From what I can tell online projects only exasperate the challenges of face to face collaboration. Without personal relationships, trust, body language or even intonation, it is easy for communication to break down. Consequently, it is difficult for people to resolve differences, exchange ideas, or brainstorm freely. In short, it is difficult to collaborate.

Successful online projects seem to manage this by being either a) small – relying on a tight-knit community whose strong relationships enable them to collaborate; or b) large – achieving success by doing the opposite of collaboration: separating problems into discrete pieces that individuals can handle alone.

In the large group scenario, interaction may often be limited to peer review processes where criticism – not constructive problem-solving – is the dominant form of dialogue. Consequently, interactions are limited, and usually arbitrated by some central authority. This has the benefit of capping the level of conflict but the discourse among members may remain highly combative.

Such tension can be healthy: collaboration is inherently conflictual. Most ideas spring from parties sharing differing, conflicting perspectives and jointly working to develop a solution that meets both their interests. Eliminate all conflict and you eliminate the opportunity for new ideas. However, too much conflict and the opportunities for collaboration diminish. Large communities – particularly those involved in projects that have some cache – are insulated from the inevitable burnout and frustration that causes members who skin isn’t “thick enough” to drop out. Other community members jump in and fill their spot. It isn’t pretty, but it is sustainable, in a manner of words.

Some recommendations for community managers

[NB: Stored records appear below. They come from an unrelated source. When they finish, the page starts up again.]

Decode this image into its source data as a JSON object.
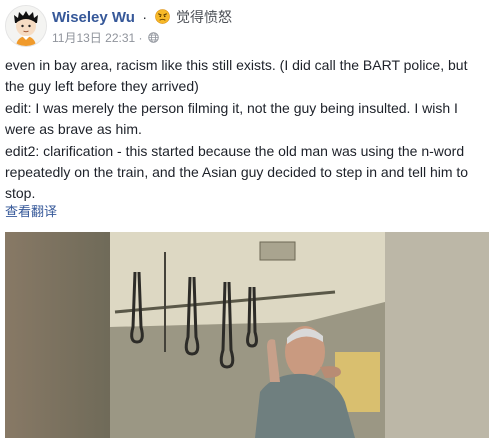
{
  "post": {
    "author": "Wiseley Wu",
    "separator": "·",
    "feeling": "觉得愤怒",
    "timestamp": "11月13日 22:31",
    "meta_separator": "·",
    "privacy_icon": "globe-icon",
    "feeling_icon": "angry-face-icon",
    "paragraphs": [
      "even in bay area, racism like this still exists. (I did call the BART police, but the guy left before they arrived)",
      "edit: I was merely the person filming it, not the guy being insulted. I wish I were as brave as him.",
      "edit2: clarification - this started because the old man was using the n-word repeatedly on the train, and the Asian guy decided to step in and tell him to stop."
    ],
    "see_translation": "查看翻译"
  },
  "colors": {
    "link": "#365899",
    "text": "#1d2129",
    "meta": "#90949c"
  }
}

Consequently, the goal of online communities should be to determine how to manage, not eliminate, conflict.
So far, to be collaborative – to enable people to work together and jointly solve problems – online communities appear to have two options: (please send others!)

1) Build relationships between their users – stronger relationships can (although not always) enable people to overcome breakdowns in communication. However, building relationships generally takes time and is to scale. To date, the voting system on the Omidyar network – which rewards those perceived as having ‘good’ behaviours and ideas – is the most effective I have seen to date. Although the behaviours are not defined, one can presume that those with higher ratings are likely to be more trustworthy and easier to collaborate with than those with lower ratings. However, this system does not help users develop collaborative behaviours or skills, it simply rewards those who are already perceived as being more collaborative then the mean. Consequently, users with poor collaborative skills, but possessing expertise or substantive knowledge essential to the success of a project, may struggle to contribute. Even more troubling, the vast majority of your users could be inept at collaborating, and this system will do nothing to raise the bar or improve the community. It will only highlight and identify who is least inept.

2) Develop online communities with built in methodologies and processes that encourage or even compel users to jointly solve problems. Here one can imagine an online community that forces users to work through Chris Argyrisladder of inference. While likely more difficult to design, such a system could compel users to be collaborative (possibly even regardless of their intentions).

A lot of the theory around collaborative decision-making is explored in greater detail in negotiation theory. This post is part of my continuing effort to flesh out how (and even if) negotiation theory can be applied to online collaborative networks… I promise more thoughts in the future – in the meantime please send or post yours!

One closing note – if there is a compelling link between negotiation theory and collaborative online networks then it would suggest a new interesting area for inter-disciplinary studies. For example, Stanford has the Centre for Internet and Society and the Gould Negotiation and Mediation Program. It would be interesting to know if these two centres believe they share this area of mutual interest. Maybe I’ll work up the courage to email Lawrence Lessig and ask…